The Lion King sailed past $500 million midweek and added $8.1 million this weekend, to give it $510.6 million in six weekends. Hey, remember when that was good enough to land you in the top ten highest earning films of all time? Admission to that club now starts at $608 million. Lion King is headed to about $550 million, which would give it a solid hold on 11th all time.
Fast & Furious Presents: Hobbs & Shaw earns $8.1 million in its third weekend, giving the spinoff $147.7 million to date. Overseas earnings have finally kicked it, putting it close to $600 million worldwide. That's like, half of what The Fate of the Furious earned worldwide, but this is essentially found money for Universal (despite the $200 million budget), and they'll just keep making sequels until everybody tires of them, and that shows no signs of happening.
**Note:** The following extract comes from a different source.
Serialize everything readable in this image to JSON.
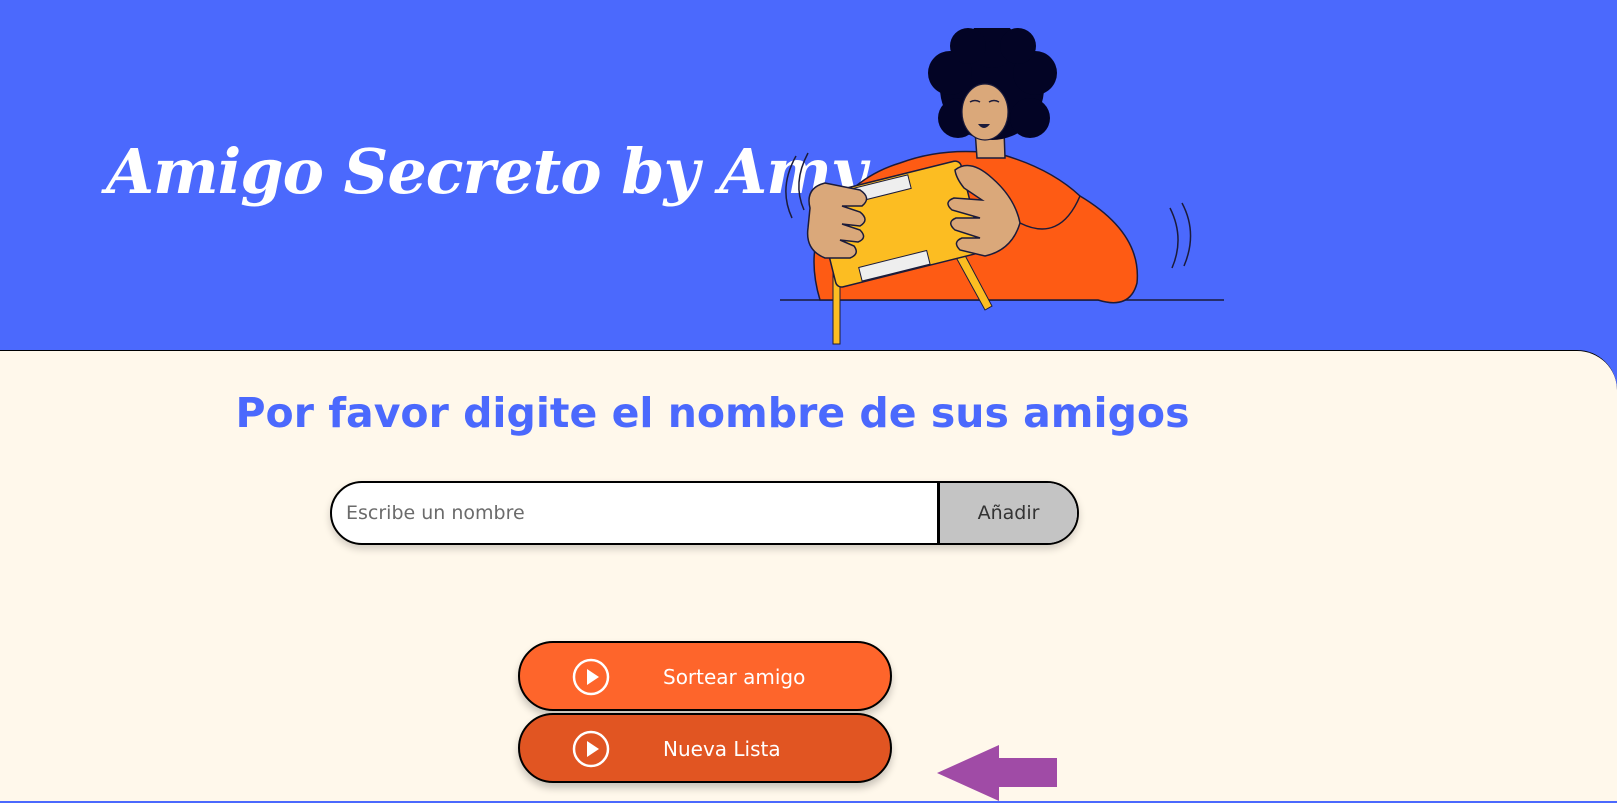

Our other opener this weekend lands in sixth as Ready or Not earns $7.5 million for the weekend after a Wednesday opening and has $10.5 million in five days. A comedic-horror twist on the Most Dangerous Game concept, it's a Fox Searchlight film (another subsidiary now owned by Disney), which will be one of the last to be released under that banner. The good news here is Ready or Not only cost $6 million to make, and it's going to at minimum triple and likely quadruple that in theaters.
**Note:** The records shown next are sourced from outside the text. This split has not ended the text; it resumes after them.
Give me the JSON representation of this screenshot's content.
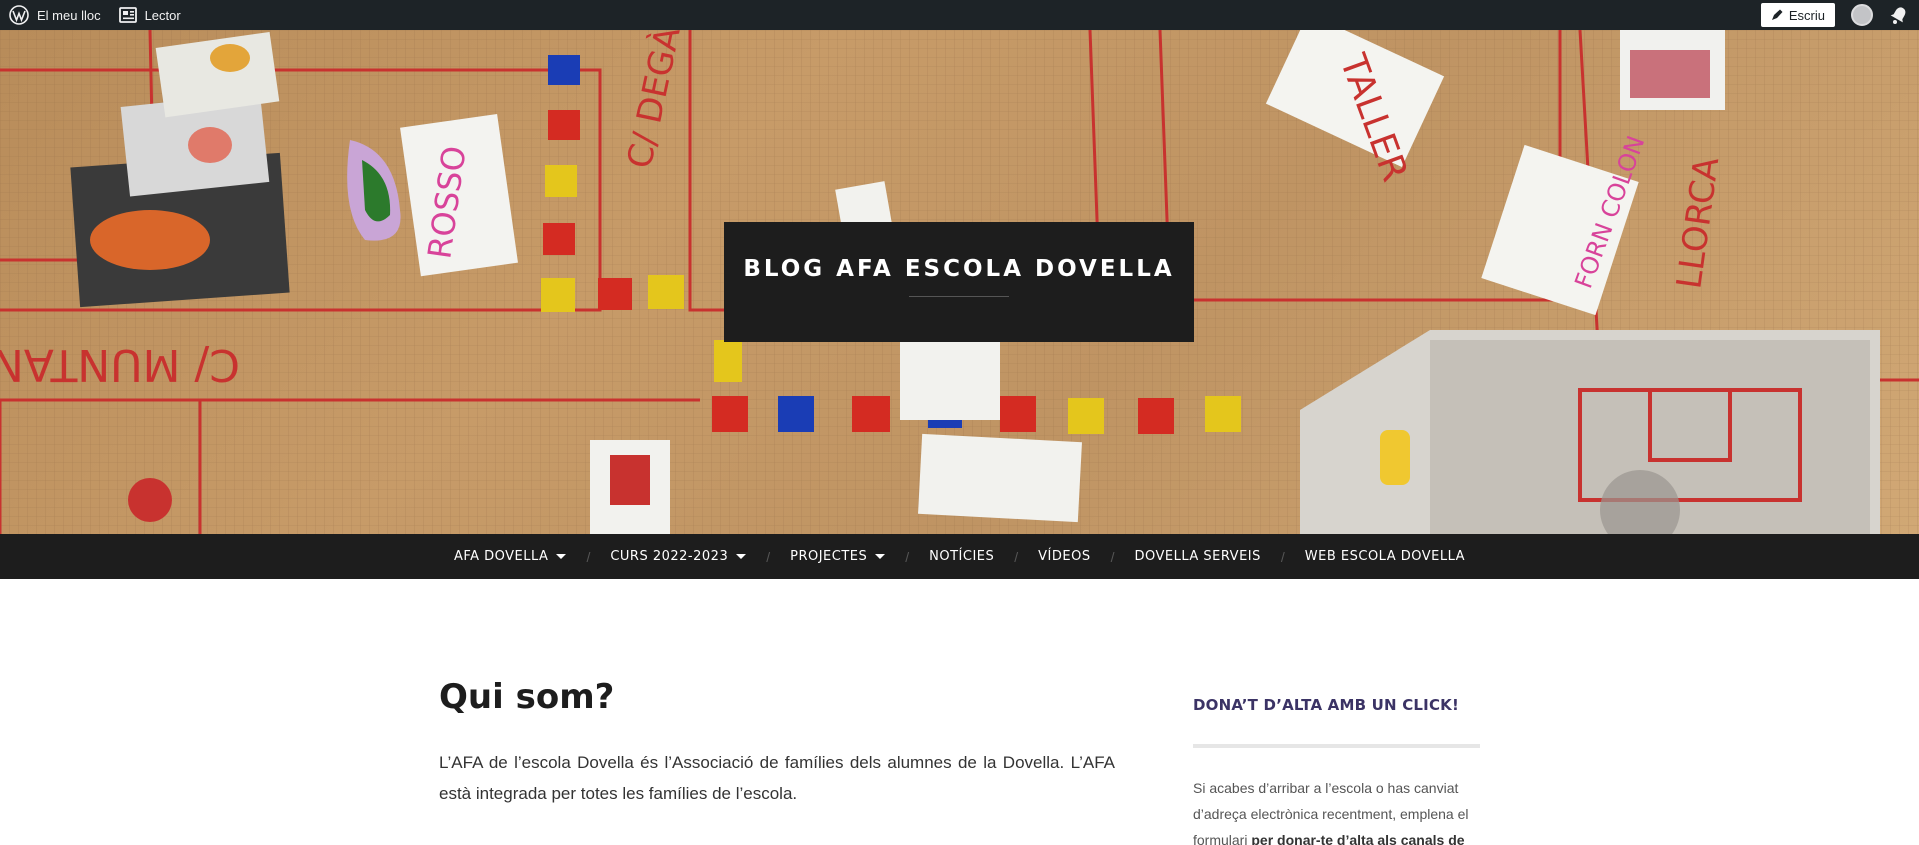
{
  "admin_bar": {
    "site_label": "El meu lloc",
    "reader_label": "Lector",
    "write_label": "Escriu"
  },
  "header": {
    "site_title": "BLOG AFA ESCOLA DOVELLA",
    "image_text": {
      "street_1": "C/ MUNTANYA",
      "street_2": "C/ DEGÀ",
      "card_1": "ROSSO",
      "card_2": "TALLER",
      "card_3": "FORN COLON",
      "street_3": "LLORCA"
    }
  },
  "nav": {
    "items": [
      {
        "label": "AFA DOVELLA",
        "has_submenu": true
      },
      {
        "label": "CURS 2022-2023",
        "has_submenu": true
      },
      {
        "label": "PROJECTES",
        "has_submenu": true
      },
      {
        "label": "NOTÍCIES",
        "has_submenu": false
      },
      {
        "label": "VÍDEOS",
        "has_submenu": false
      },
      {
        "label": "DOVELLA SERVEIS",
        "has_submenu": false
      },
      {
        "label": "WEB ESCOLA DOVELLA",
        "has_submenu": false
      }
    ]
  },
  "main": {
    "title": "Qui som?",
    "intro": "L’AFA de l’escola Dovella és l’Associació de famílies dels alumnes de la Dovella. L’AFA està integrada per totes les famílies de l’escola."
  },
  "sidebar": {
    "widget_title": "DONA’T D’ALTA AMB UN CLICK!",
    "widget_text": "Si acabes d’arribar a l’escola o has canviat d’adreça electrònica recentment, emplena el formulari ",
    "widget_link": "per donar-te d’alta als canals de"
  },
  "colors": {
    "admin_bar": "#1d2327",
    "nav_bar": "#1d1d1d",
    "widget_title": "#3b3365",
    "cardboard": "#c79b68"
  }
}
The Angry Birds Movie 2 dives to seventh, dropping 39% to $6.3 million and $27 million in two weekends. The way too late sequel to the way too late original (which earned $107 million in 2016!) cost $65 million to make, something it's not going to get close to domestically. Even overseas, it's yet to cross $100 million whereas the first one took in $350 million total worldwide. Swipe left on this one.
Scary Stories to Tell in the Dark hits $50 million with $6 million (down 40%) in its third weekend. The young adult horror book adaptation is a winner for Lionsgate and CBS Films, as it cost $28 million to make.
Dora and the Lost City of Gold earns $5.2 million in its third weekend and has $43 million to date. It's yet to match its $49 million production budget, which is the sort of thing that tends to happen when you make movies well after their expiration date.
Once Upon a Time...in Hollywood wraps up the top ten this weekend as with $5 million this weekend and $123.1 million in five weekends, it becomes Quentin Tarantino's second biggest film of all time, passing Inglorious Basterds. His high water mark is Django Unchained with $162.8 million, and this is a big success for Tarantino and all involved.
The top 12 films this weekend earned $93.7 million, just ahead of last year's $89.1 million when Crazy Rich Asians led with $24.8 million (falling just 6%) and the top opener was the flop The Happytime Murders with just $9.5 million.
Labor Day weekend awaits us next week, and there's just one wide release in Don't Let Go, as we are looking at one of the all time terrible weekends ahead of us.